CEO, Melanoma Institute Australia
For more information, please contact: Jennifer Durante |Melanoma Institute Australia | 0412 798 990 | firstname.lastname@example.org
Brisbane couple Leon and Tamra Betts were, like thousands of others around Australia, on the couch watching MAFS when newlywed Natasha ran through her weekly beauty routine.
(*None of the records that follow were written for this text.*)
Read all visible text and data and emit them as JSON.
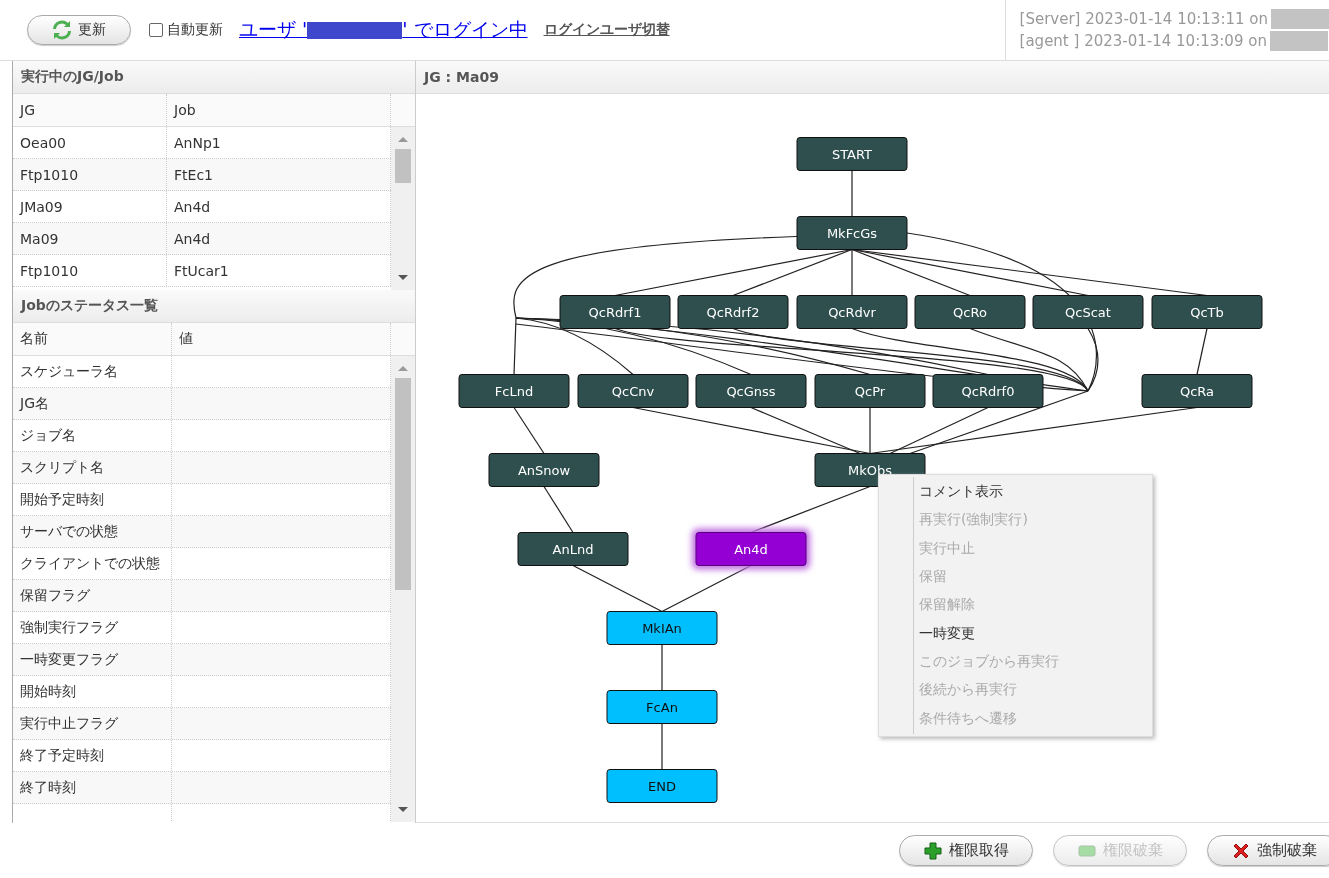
{
  "toolbar": {
    "refresh_button": "更新",
    "auto_refresh": {
      "label": "自動更新",
      "checked": false
    },
    "login_prefix": "ユーザ '",
    "login_suffix": "' でログイン中",
    "switch_user_link": "ログインユーザ切替",
    "server_status": "[Server] 2023-01-14 10:13:11 on",
    "agent_status": "[agent ] 2023-01-14 10:13:09 on"
  },
  "running_panel": {
    "title": "実行中のJG/Job",
    "columns": [
      "JG",
      "Job"
    ],
    "rows": [
      [
        "Oea00",
        "AnNp1"
      ],
      [
        "Ftp1010",
        "FtEc1"
      ],
      [
        "JMa09",
        "An4d"
      ],
      [
        "Ma09",
        "An4d"
      ],
      [
        "Ftp1010",
        "FtUcar1"
      ]
    ]
  },
  "status_panel": {
    "title": "Jobのステータス一覧",
    "columns": [
      "名前",
      "値"
    ],
    "rows": [
      "スケジューラ名",
      "JG名",
      "ジョブ名",
      "スクリプト名",
      "開始予定時刻",
      "サーバでの状態",
      "クライアントでの状態",
      "保留フラグ",
      "強制実行フラグ",
      "一時変更フラグ",
      "開始時刻",
      "実行中止フラグ",
      "終了予定時刻",
      "終了時刻"
    ]
  },
  "graph": {
    "title": "JG : Ma09",
    "nodes": [
      {
        "label": "START",
        "color": "#2f4f4f",
        "selected": false
      },
      {
        "label": "MkFcGs",
        "color": "#2f4f4f",
        "selected": false
      },
      {
        "label": "QcRdrf1",
        "color": "#2f4f4f",
        "selected": false
      },
      {
        "label": "QcRdrf2",
        "color": "#2f4f4f",
        "selected": false
      },
      {
        "label": "QcRdvr",
        "color": "#2f4f4f",
        "selected": false
      },
      {
        "label": "QcRo",
        "color": "#2f4f4f",
        "selected": false
      },
      {
        "label": "QcScat",
        "color": "#2f4f4f",
        "selected": false
      },
      {
        "label": "QcTb",
        "color": "#2f4f4f",
        "selected": false
      },
      {
        "label": "FcLnd",
        "color": "#2f4f4f",
        "selected": false
      },
      {
        "label": "QcCnv",
        "color": "#2f4f4f",
        "selected": false
      },
      {
        "label": "QcGnss",
        "color": "#2f4f4f",
        "selected": false
      },
      {
        "label": "QcPr",
        "color": "#2f4f4f",
        "selected": false
      },
      {
        "label": "QcRdrf0",
        "color": "#2f4f4f",
        "selected": false
      },
      {
        "label": "QcRa",
        "color": "#2f4f4f",
        "selected": false
      },
      {
        "label": "AnSnow",
        "color": "#2f4f4f",
        "selected": false
      },
      {
        "label": "MkObs",
        "color": "#2f4f4f",
        "selected": false
      },
      {
        "label": "AnLnd",
        "color": "#2f4f4f",
        "selected": false
      },
      {
        "label": "An4d",
        "color": "#9400d3",
        "selected": true
      },
      {
        "label": "MkIAn",
        "color": "#00bfff",
        "selected": false
      },
      {
        "label": "FcAn",
        "color": "#00bfff",
        "selected": false
      },
      {
        "label": "END",
        "color": "#00bfff",
        "selected": false
      }
    ]
  },
  "context_menu": [
    {
      "label": "コメント表示",
      "disabled": false
    },
    {
      "label": "再実行(強制実行)",
      "disabled": true
    },
    {
      "label": "実行中止",
      "disabled": true
    },
    {
      "label": "保留",
      "disabled": true
    },
    {
      "label": "保留解除",
      "disabled": true
    },
    {
      "label": "一時変更",
      "disabled": false
    },
    {
      "label": "このジョブから再実行",
      "disabled": true
    },
    {
      "label": "後続から再実行",
      "disabled": true
    },
    {
      "label": "条件待ちへ遷移",
      "disabled": true
    }
  ],
  "buttons": [
    {
      "label": "権限取得",
      "kind": "acquire",
      "disabled": false
    },
    {
      "label": "権限破棄",
      "kind": "release",
      "disabled": true
    },
    {
      "label": "強制破棄",
      "kind": "force",
      "disabled": false
    }
  ]
}
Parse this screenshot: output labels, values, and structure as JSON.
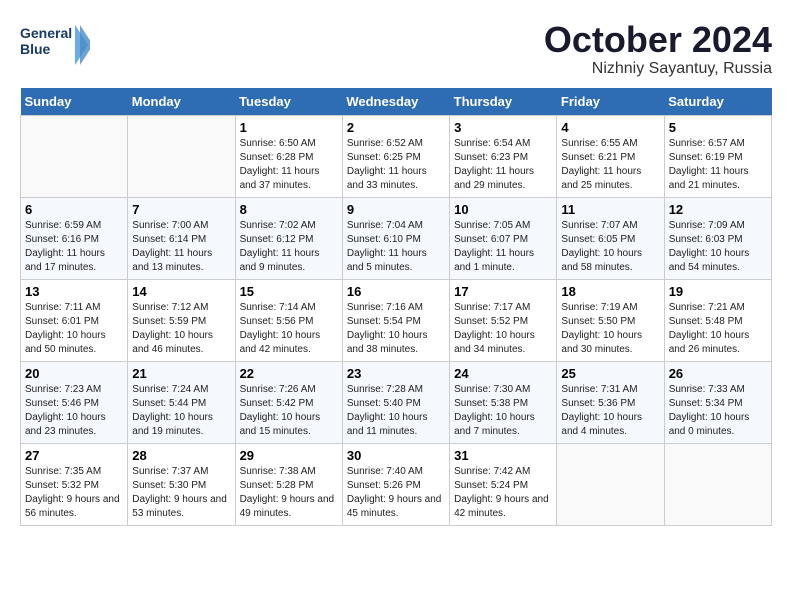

When they heard the 26-year-old mention solarium use, they were shocked, and then saddened, prompting this open letter to all young Australians.
Professor Richard Scolyer, Co-Medical Director of Melanoma Institute Australia, will welcome international attendees this weekend to a sold-out, two-day course on ‘Pigmented Lesions and Other Hot Topics in Dermatopathology’.
It is time for a reality check on solariums.
They have no place in anyone’s beauty routine.
Throughout January our community created, hosted and participated in some amazing events, each of them helping us on our quest to reach zero deaths from melanoma.
Australian television presenter, interior designer and mother Kyly Clarke has been announced as the new Ambassador for Melanoma Institute Australia (MIA) and its national awareness and fundraising campaign Melanoma March.
Melanoma Institute Australia has recently partnered with three other organisations to boost support for melanoma patients and their carers across Australia.
Melanoma patients and their families across Western Australia will benefit from strengthened and expanded services with the merging of melanomaWA and Melanoma Institute Australia.
Australian researchers have played a critical role in the discovery of a potential new test to predict which early stage melanoma patients are at high risk of their disease recurring and progressing.
We are extremely grateful for our community fundraisers, who, even in this difficult time, have given up their time and effort to fundraise so we can continue to work towards our goal of zero deaths from melanoma.
Melanoma patients are set to benefit from subsidised access to immunotherapy treatment for high risk early-stage and advanced-stage melanoma patients.
An informative article on how immunotherapy is revolutionising cancer treatment, written by Jill Margo and featured in the Australian Financial Review.
Melanoma patients and their families in the Riverina will benefit from strengthened and sustained melanoma services with the merger of the Amie St Clair Melanoma Trust and Melanoma Institute Australia.
Belmont High School at Lake Macquarie has been announced winner of the 2019 SunSafe Student Ambassador Program video competition.
It’s time again to say thank you to our amazing community fundraisers!
Videos of the sessions at the recent Patient Information Evening co-hosted by Melanoma Institute Australia (MIA) and Melanoma Patients Australia (MPA) are now available for viewing.
MIA is well-represented in the poster sessions at the Society for Melanoma Research 2019 Congress in the USA, with four poster presentations being given by members of our translational research lab.
Professor Georgina Long has today opened the Society for Melanoma Research 2019 Congress in Salt Lake City, Utah.
MIA’s Co-Medical Directors, Professor Georgina Long and Professor Richard Scolyer, have both been named Highly Cited Researchers, according to the Clarivate Analytics Highly Cited Researchers 2019 list.
Melanoma Patients Australia (MPA) and Melanoma Institute Australia (MIA) have announced a new multi-year agreement to provide enhanced support services for melanoma patients nationally.
It is time again to say thank you to our incredible community fundraisers who are helping us get closer to our goal of zero deaths from melanoma.